  17. 17. Eosinophil Have dense red granules Play a part in allergic response Count is increased in allergies
  18. 18. Basophils Basophils have dark blue-staining granules. They are the least numerous blood cells. Numbers are increased in leukemias
  19. 19. Agranulocytes Agranulocytes are white blood cells that have no distinct granules in their cytoplasm. Lymphocytes have large single nuclei that occupy most of the cells. They are an important part of the body's immune system.
  20. 20. Lymphocyte
  21. 21. Types of lymphocytes T-cells B- cells

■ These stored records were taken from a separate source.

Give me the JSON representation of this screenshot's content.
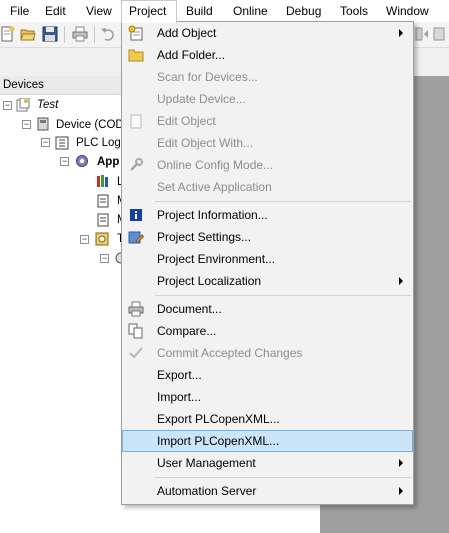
{
  "menubar": {
    "items": [
      "File",
      "Edit",
      "View",
      "Project",
      "Build",
      "Online",
      "Debug",
      "Tools",
      "Window"
    ],
    "open_item": "Project"
  },
  "devices_panel": {
    "title": "Devices"
  },
  "tree": {
    "nodes": [
      "Test",
      "Device (CODE",
      "PLC Logic",
      "App",
      "L",
      "M",
      "M",
      "T"
    ]
  },
  "dropdown": {
    "items": [
      {
        "label": "Add Object",
        "enabled": true,
        "submenu": true,
        "icon": "add-object-icon"
      },
      {
        "label": "Add Folder...",
        "enabled": true,
        "submenu": false,
        "icon": "folder-icon"
      },
      {
        "label": "Scan for Devices...",
        "enabled": false,
        "submenu": false,
        "icon": ""
      },
      {
        "label": "Update Device...",
        "enabled": false,
        "submenu": false,
        "icon": ""
      },
      {
        "label": "Edit Object",
        "enabled": false,
        "submenu": false,
        "icon": "edit-object-icon"
      },
      {
        "label": "Edit Object With...",
        "enabled": false,
        "submenu": false,
        "icon": ""
      },
      {
        "label": "Online Config Mode...",
        "enabled": false,
        "submenu": false,
        "icon": "wrench-icon"
      },
      {
        "label": "Set Active Application",
        "enabled": false,
        "submenu": false,
        "icon": ""
      },
      {
        "label": "Project Information...",
        "enabled": true,
        "submenu": false,
        "icon": "info-icon"
      },
      {
        "label": "Project Settings...",
        "enabled": true,
        "submenu": false,
        "icon": "settings-icon"
      },
      {
        "label": "Project Environment...",
        "enabled": true,
        "submenu": false,
        "icon": ""
      },
      {
        "label": "Project Localization",
        "enabled": true,
        "submenu": true,
        "icon": ""
      },
      {
        "label": "Document...",
        "enabled": true,
        "submenu": false,
        "icon": "printer-icon"
      },
      {
        "label": "Compare...",
        "enabled": true,
        "submenu": false,
        "icon": "compare-icon"
      },
      {
        "label": "Commit Accepted Changes",
        "enabled": false,
        "submenu": false,
        "icon": "commit-icon"
      },
      {
        "label": "Export...",
        "enabled": true,
        "submenu": false,
        "icon": ""
      },
      {
        "label": "Import...",
        "enabled": true,
        "submenu": false,
        "icon": ""
      },
      {
        "label": "Export PLCopenXML...",
        "enabled": true,
        "submenu": false,
        "icon": ""
      },
      {
        "label": "Import PLCopenXML...",
        "enabled": true,
        "submenu": false,
        "icon": "",
        "highlighted": true
      },
      {
        "label": "User Management",
        "enabled": true,
        "submenu": true,
        "icon": ""
      },
      {
        "label": "Automation Server",
        "enabled": true,
        "submenu": true,
        "icon": ""
      }
    ]
  },
  "colors": {
    "highlight_bg": "#cce4f7",
    "highlight_border": "#7ab0dd",
    "disabled_text": "#8d8d8d",
    "menu_bg": "#f2f2f2"
  }
}
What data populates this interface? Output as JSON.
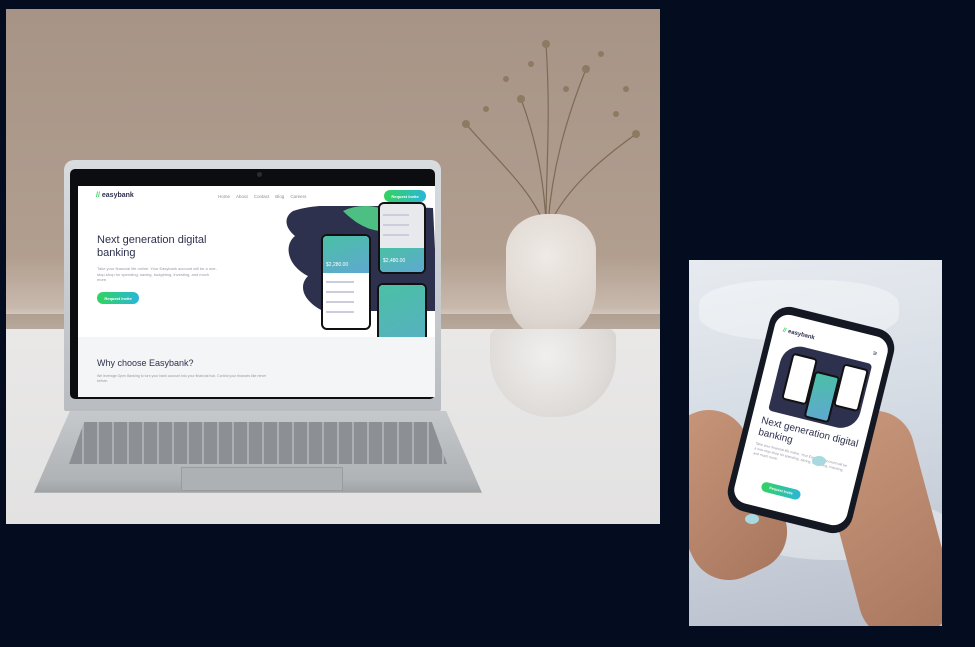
{
  "desktop_mockup": {
    "site": {
      "logo": "easybank",
      "nav": [
        "Home",
        "About",
        "Contact",
        "Blog",
        "Careers"
      ],
      "cta": "Request Invite",
      "hero": {
        "title": "Next generation digital banking",
        "text": "Take your financial life online. Your Easybank account will be a one-stop-shop for spending, saving, budgeting, investing, and much more.",
        "cta": "Request Invite",
        "phone_amounts": [
          "$2,280.00",
          "$2,480.00"
        ]
      },
      "why": {
        "title": "Why choose Easybank?",
        "text": "We leverage Open Banking to turn your bank account into your financial hub. Control your finances like never before."
      }
    }
  },
  "mobile_mockup": {
    "site": {
      "logo": "easybank",
      "hero_title": "Next generation digital banking",
      "hero_text": "Take your financial life online. Your Easybank account will be a one-stop-shop for spending, saving, budgeting, investing, and much more.",
      "cta": "Request Invite"
    }
  },
  "colors": {
    "page_background": "#030d1f",
    "brand_dark": "#2d314d",
    "brand_green": "#31d35c",
    "brand_cyan": "#2ab6d9"
  }
}
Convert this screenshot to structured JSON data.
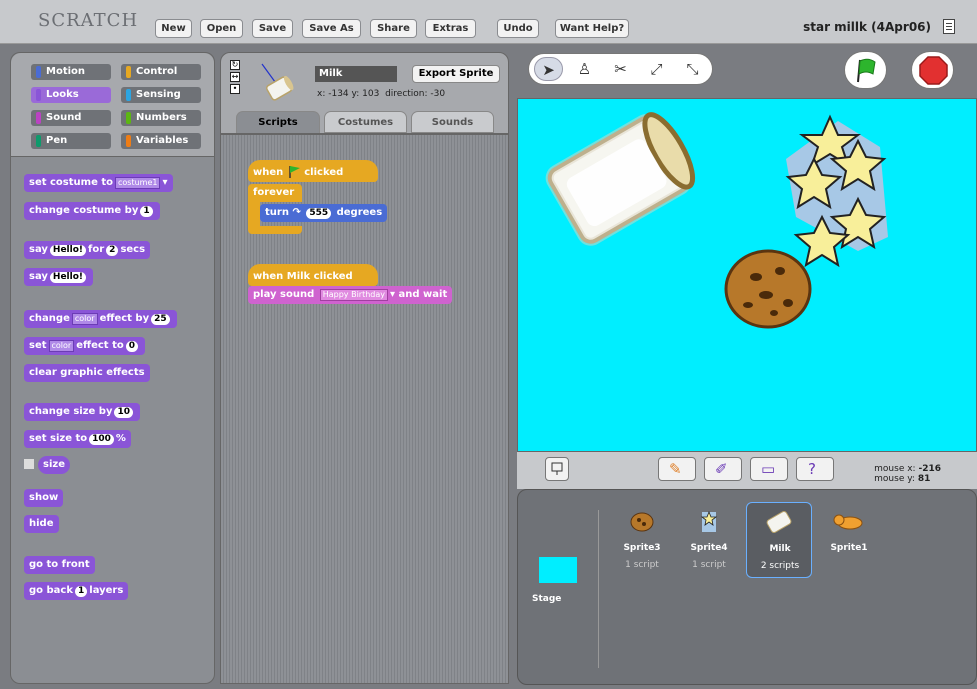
{
  "app": {
    "logo": "SCRATCH"
  },
  "toolbar": [
    {
      "label": "New"
    },
    {
      "label": "Open"
    },
    {
      "label": "Save"
    },
    {
      "label": "Save As"
    },
    {
      "label": "Share"
    },
    {
      "label": "Extras"
    },
    {
      "label": "Undo"
    },
    {
      "label": "Want Help?"
    }
  ],
  "project_title": "star millk (4Apr06)",
  "categories": [
    {
      "label": "Motion",
      "color": "#4a6cd4"
    },
    {
      "label": "Control",
      "color": "#e6a822"
    },
    {
      "label": "Looks",
      "color": "#8a55d7"
    },
    {
      "label": "Sensing",
      "color": "#2ca5e2"
    },
    {
      "label": "Sound",
      "color": "#bb42c3"
    },
    {
      "label": "Numbers",
      "color": "#5cb712"
    },
    {
      "label": "Pen",
      "color": "#0e9a6c"
    },
    {
      "label": "Variables",
      "color": "#ee7d16"
    }
  ],
  "selected_category": "Looks",
  "blocks": {
    "set_costume": {
      "text": "set costume to",
      "value": "costume1"
    },
    "change_costume": {
      "text": "change costume by",
      "value": "1"
    },
    "say_for": {
      "text": "say",
      "value": "Hello!",
      "mid": "for",
      "secs": "2",
      "end": "secs"
    },
    "say": {
      "text": "say",
      "value": "Hello!"
    },
    "change_effect": {
      "text": "change",
      "value": "color",
      "mid": "effect by",
      "num": "25"
    },
    "set_effect": {
      "text": "set",
      "value": "color",
      "mid": "effect to",
      "num": "0"
    },
    "clear_effects": {
      "text": "clear graphic effects"
    },
    "change_size": {
      "text": "change size by",
      "value": "10"
    },
    "set_size": {
      "text": "set size to",
      "value": "100",
      "unit": "%"
    },
    "size_reporter": {
      "text": "size"
    },
    "show": {
      "text": "show"
    },
    "hide": {
      "text": "hide"
    },
    "go_front": {
      "text": "go to front"
    },
    "go_back": {
      "text": "go back",
      "value": "1",
      "end": "layers"
    }
  },
  "sprite": {
    "name": "Milk",
    "export_label": "Export Sprite",
    "x_label": "x:",
    "x": "-134",
    "y_label": "y:",
    "y": "103",
    "dir_label": "direction:",
    "direction": "-30"
  },
  "tabs": [
    {
      "label": "Scripts"
    },
    {
      "label": "Costumes"
    },
    {
      "label": "Sounds"
    }
  ],
  "scripts": {
    "hat1": {
      "pre": "when",
      "post": "clicked"
    },
    "forever": "forever",
    "turn": {
      "pre": "turn",
      "value": "555",
      "post": "degrees"
    },
    "hat2": "when Milk clicked",
    "play": {
      "pre": "play sound",
      "value": "Happy Birthday",
      "post": "and wait"
    }
  },
  "mouse": {
    "x_label": "mouse x:",
    "x": "-216",
    "y_label": "mouse y:",
    "y": "81"
  },
  "stage_label": "Stage",
  "sprite_list": [
    {
      "name": "Sprite3",
      "scripts": "1 script"
    },
    {
      "name": "Sprite4",
      "scripts": "1 script"
    },
    {
      "name": "Milk",
      "scripts": "2 scripts"
    },
    {
      "name": "Sprite1",
      "scripts": ""
    }
  ]
}
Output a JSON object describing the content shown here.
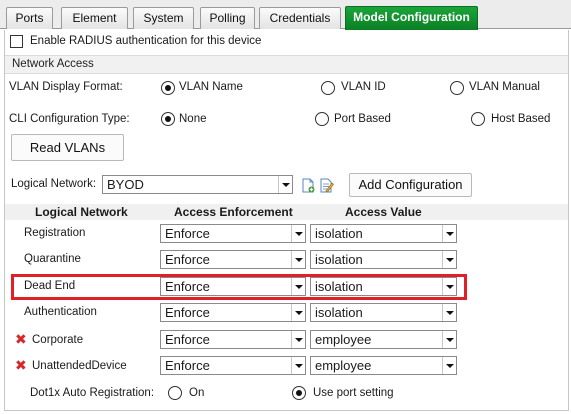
{
  "tabs": [
    "Ports",
    "Element",
    "System",
    "Polling",
    "Credentials",
    "Model Configuration"
  ],
  "active_tab": "Model Configuration",
  "radius_checkbox_label": "Enable RADIUS authentication for this device",
  "radius_checked": false,
  "network_access_title": "Network Access",
  "vlan_display": {
    "label": "VLAN Display Format:",
    "options": [
      "VLAN Name",
      "VLAN ID",
      "VLAN Manual"
    ],
    "selected": "VLAN Name"
  },
  "cli_config": {
    "label": "CLI Configuration Type:",
    "options": [
      "None",
      "Port Based",
      "Host Based"
    ],
    "selected": "None"
  },
  "read_vlans_button": "Read VLANs",
  "logical_network": {
    "label": "Logical Network:",
    "value": "BYOD",
    "add_button": "Add Configuration"
  },
  "table": {
    "headers": [
      "Logical Network",
      "Access Enforcement",
      "Access Value"
    ],
    "rows": [
      {
        "name": "Registration",
        "enforcement": "Enforce",
        "value": "isolation",
        "removable": false
      },
      {
        "name": "Quarantine",
        "enforcement": "Enforce",
        "value": "isolation",
        "removable": false
      },
      {
        "name": "Dead End",
        "enforcement": "Enforce",
        "value": "isolation",
        "removable": false
      },
      {
        "name": "Authentication",
        "enforcement": "Enforce",
        "value": "isolation",
        "removable": false
      },
      {
        "name": "Corporate",
        "enforcement": "Enforce",
        "value": "employee",
        "removable": true
      },
      {
        "name": "UnattendedDevice",
        "enforcement": "Enforce",
        "value": "employee",
        "removable": true
      }
    ],
    "highlighted_row": "Dead End"
  },
  "dot1x": {
    "label": "Dot1x Auto Registration:",
    "options": [
      "On",
      "Use port setting"
    ],
    "selected": "Use port setting"
  },
  "colors": {
    "active_tab": "#0f8a2a",
    "highlight": "#e02026",
    "delete": "#d8262b"
  },
  "icons": {
    "new_network": "new-document-icon",
    "edit_network": "edit-document-icon",
    "delete_row": "red-x-icon",
    "dropdown": "dropdown-arrow-icon"
  }
}
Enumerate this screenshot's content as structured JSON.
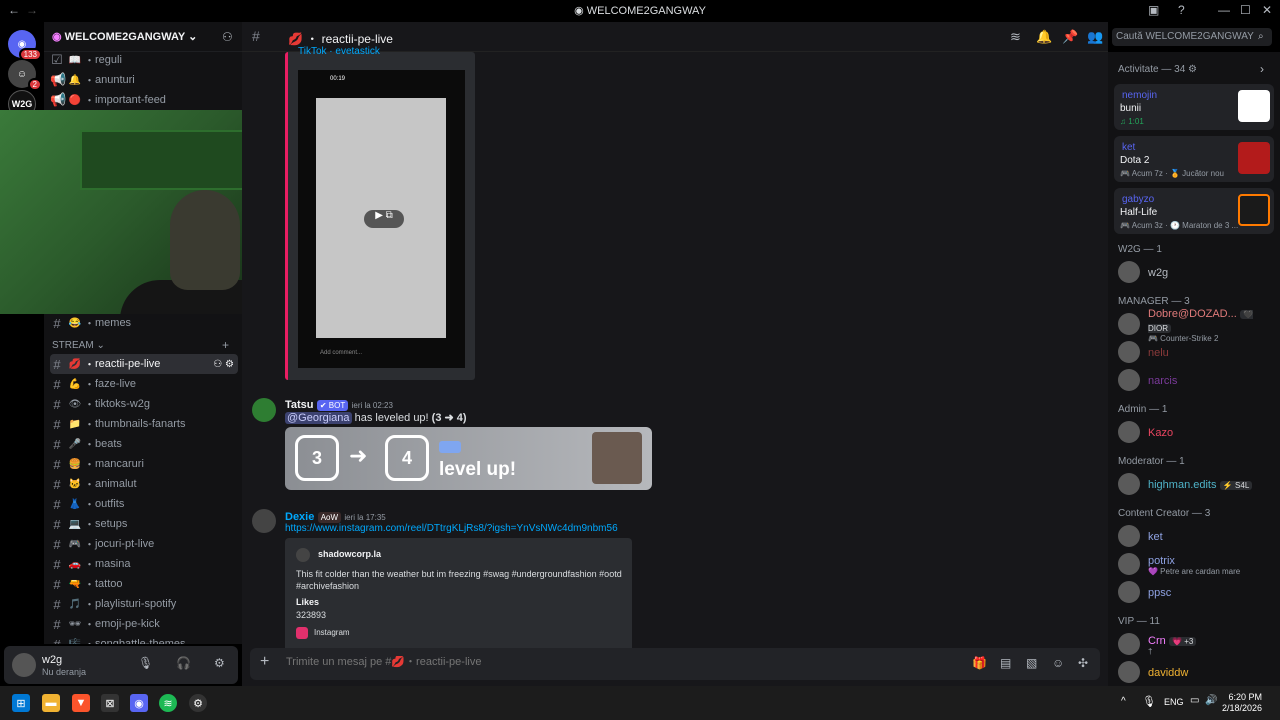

  22. 22. Third line of defence - Lymphocytes Lymphocytes are a type of white blood cell found in the blood or lymph nodes and made by bone marrow. There are several types of lymphocyte, including:  T-lymphocytes – recognise antigens on pathogens and either attack them directly or co-ordinate the activity of other cells of the immune system.  B-lymphocytes – recognise antigens and produce special chemicals called antibodies. 28 of 41 © Boardworks Ltd 2006
  23. 23. B lymphocytes Antibodies are special Y-shaped proteins produced by B-lymphocytes in response to antigens. Antibodies work by binding to antigens on pathogens, ‘labelling’ them and causing them to clump together. The pathogen can then be destroyed by:  phagocytosis by macrophages  T-lymphocytes  the antibodies themselves. 29 of 41 © Boardworks Ltd 2006
  24. 24. Antibodies Each different type of antigen causes a different type of antibody to be produced. An antibody can only bind to the antigen that caused it to be produced. 30 of 41 © Boardworks Ltd 2006
  25. 25. Delayed response The B-lymphocyte that produces the correct antibody for the antigen begins dividing to produce many more antibodyproducing cells. It takes a few days to produce enough antibodies to destroy the pathogen. This means there is delay between infection and the person beginning to feel better. Once a pathogen has been destroyed, a few memory cells remain. These recognize the pathogen if it re-infects, and make the immune response much quicker and more effective. This is called active immunity. 31 of 41 © Boardworks Ltd 2006
  26. 26. 32 of 41 © Boardworks Ltd 2006
  27. 27. Cont Monocytes are the largest of the white blood cells. In tissues k/a macrophages They have large pleomorphic (variously shaped) single nuclei and function mainly as phagocytic (engulfing) cells . They are important in the long-term cleanup of debris in an area of injury.
  28. 28. Cont. Monocyte (left)
  29. 29. Watch this and many more animations @ view0/chapter2/animation__phagocy tosis.html
  30. 30. Platelets (thrombocytes) Platelets
  31. 31. Platelets Platelets , or thrombocytes , are cell fragments without nuclei that work with blood clotting chemicals at the site of wounds. – They do this by adhering to the walls of blood vessels, thereby plugging the rupture in the vascular wall. They also can release coagulating chemicals which cause clots to form in the blood that can plug up narrowed blood vessels.
  32. 32. Blood loss When the human body loses a little bit of blood through a minor wound, the platelets cause the blood to clot so that the bleeding stops. Because new blood is always being made inside of your bones, the body can replace the lost blood.
  33. 33. Blood replacement When the human body loses a lot of blood through a major wound, that blood has to be replaced through a blood transfusion from other people.